If cool rock and roll songs filled with outer space, cars, fun, and partying aren’t enough, Ace closes out by introducing the world to the first installment of the “fractured” franchise, his own ongoing instrumental “Fractured Mirror”, the precursor to future editions a la “Fractured Too” and “Fractured III.” One shouldn’t be surprised if one day Ace doesn’t irritate us with another version or three in the future but in 1978, the original was kinda cool… for the first few listens at least. But hey, it fits and at his worst, Ace’s weakest tune is still more rock and roll than a few of the tunes from his band members’s other solo albums and certainly way better than anything on Gene’s Asshole CD.
By the time the space dust had cleared, Ace pretty much came out on top of the pile of 1978 KISS albums leaving Peter, Paul, and Gene “Wiped Out” and understandably so. While each album has its own unique charm and coolness, Ace’s is just well, cool. Frehley’s own version of a sleeper if you will, laying the “New York Groove” on not only KISS fans, but his own bandmates as well.
01. Rip It Out
02. Speedin’ Back To My Baby
05. What’s On Your Mind
06. New York Groove
07. I’m In Need of Love
09. Fractured Mirror
Ace Frehley – lead and backing vocals, lead, rhythm, acoustic, and bass guitars; guitar synthesizer
Anton Fig – drums, percussion
Will Lee – bass guitar
Carl Tallarico – drums
David Lasley, Susan Collis and Larry Kelly – backing vocals
Bill “Bear” Scheniman – bell
Bobby McAdams – talk box
Produced by Eddie Kramer and Ace Frehley
Engineered by Eddie Kramer and Rob Freeman

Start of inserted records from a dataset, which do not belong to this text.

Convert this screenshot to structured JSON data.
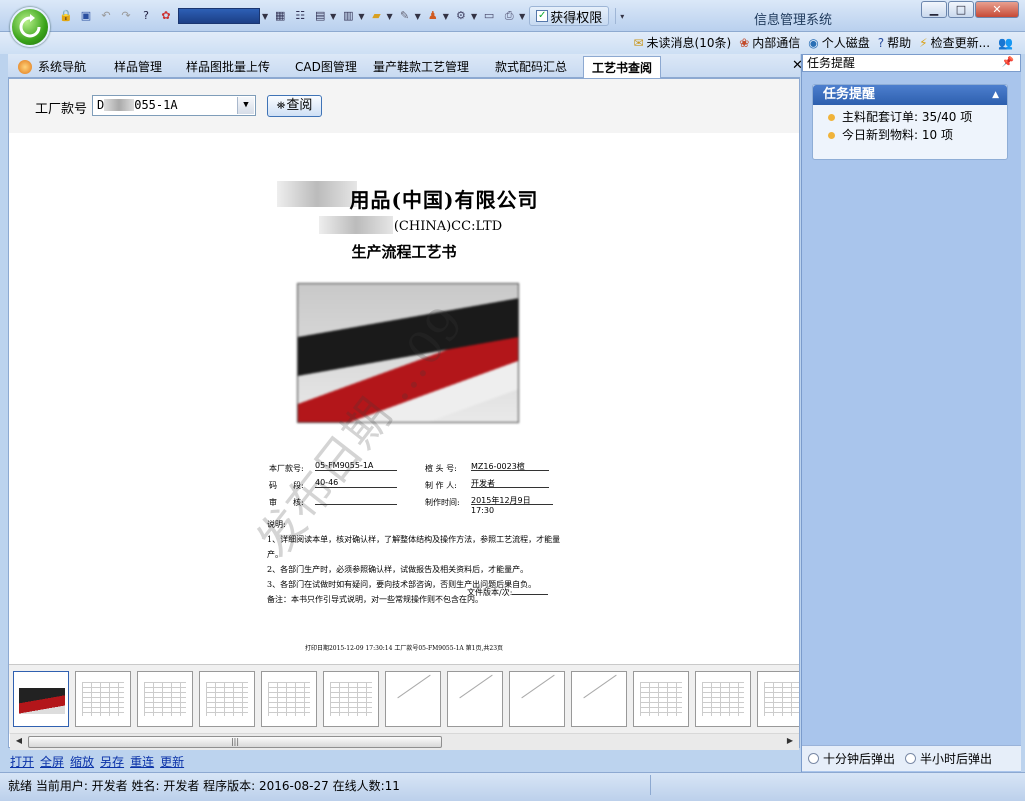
{
  "window": {
    "title": "信息管理系统"
  },
  "toolbar": {
    "permission_label": "获得权限"
  },
  "header_links": [
    {
      "label": "未读消息(10条)",
      "icon": "mail-icon"
    },
    {
      "label": "内部通信",
      "icon": "chat-icon"
    },
    {
      "label": "个人磁盘",
      "icon": "disk-icon"
    },
    {
      "label": "帮助",
      "icon": "help-icon"
    },
    {
      "label": "检查更新...",
      "icon": "update-icon"
    }
  ],
  "tabs": [
    {
      "label": "系统导航"
    },
    {
      "label": "样品管理"
    },
    {
      "label": "样品图批量上传"
    },
    {
      "label": "CAD图管理"
    },
    {
      "label": "量产鞋款工艺管理"
    },
    {
      "label": "款式配码汇总"
    },
    {
      "label": "工艺书查阅",
      "active": true
    }
  ],
  "search": {
    "label": "工厂款号",
    "value_prefix": "D",
    "value_suffix": "055-1A",
    "button_label": "查阅"
  },
  "document": {
    "company_cn_suffix": "用品(中国)有限公司",
    "company_en_suffix": "(CHINA)CC:LTD",
    "doc_title": "生产流程工艺书",
    "fields": {
      "factory_no_label": "本厂款号:",
      "factory_no_value": "05-FM9055-1A",
      "last_label": "楦 头 号:",
      "last_value": "MZ16-0023楦",
      "size_label": "码　　段:",
      "size_value": "40-46",
      "maker_label": "制 作 人:",
      "maker_value": "开发者",
      "review_label": "审　　核:",
      "time_label": "制作时间:",
      "time_value": "2015年12月9日 17:30"
    },
    "notes_title": "说明:",
    "notes": [
      "1、详细阅读本单，核对确认样，了解整体结构及操作方法，参照工艺流程，才能量产。",
      "2、各部门生产时，必须参照确认样，试做报告及相关资料后，才能量产。",
      "3、各部门在试做时如有疑问，要向技术部咨询，否则生产出问题后果自负。",
      "备注：本书只作引导式说明，对一些常规操作则不包含在内。"
    ],
    "version_label": "文件版本/次:",
    "print_footer": "打印日期2015-12-09 17:30:14 工厂款号05-FM9055-1A 第1页,共23页",
    "watermark": "发布日期 ...09"
  },
  "actions": [
    "打开",
    "全屏",
    "缩放",
    "另存",
    "重连",
    "更新"
  ],
  "status": {
    "text": "就绪 当前用户: 开发者 姓名: 开发者 程序版本: 2016-08-27 在线人数:11"
  },
  "right_panel": {
    "title": "任务提醒",
    "box_title": "任务提醒",
    "items": [
      "主料配套订单: 35/40 项",
      "今日新到物料: 10 项"
    ],
    "footer_options": [
      "十分钟后弹出",
      "半小时后弹出"
    ]
  }
}
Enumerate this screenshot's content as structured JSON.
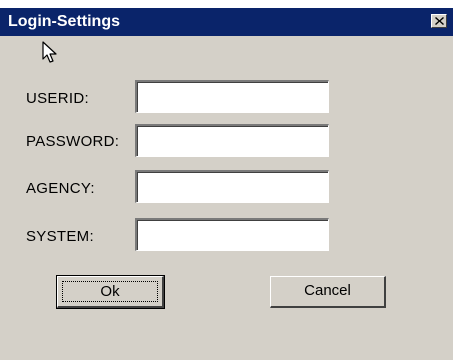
{
  "window": {
    "title": "Login-Settings",
    "titlebar_color": "#0a246a",
    "background_color": "#d4d0c8",
    "close_icon": "close-x-icon"
  },
  "form": {
    "userid_label": "USERID:",
    "userid_value": "",
    "password_label": "PASSWORD:",
    "password_value": "",
    "agency_label": "AGENCY:",
    "agency_value": "",
    "system_label": "SYSTEM:",
    "system_value": ""
  },
  "buttons": {
    "ok_label": "Ok",
    "cancel_label": "Cancel"
  },
  "cursor_icon": "mouse-pointer-icon"
}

Assistant engineers: Eric Block and Don Hunerburg
Mastered by George Marino
Reviewed by John Stoney Cannon for Sleaze Roxx, September 2018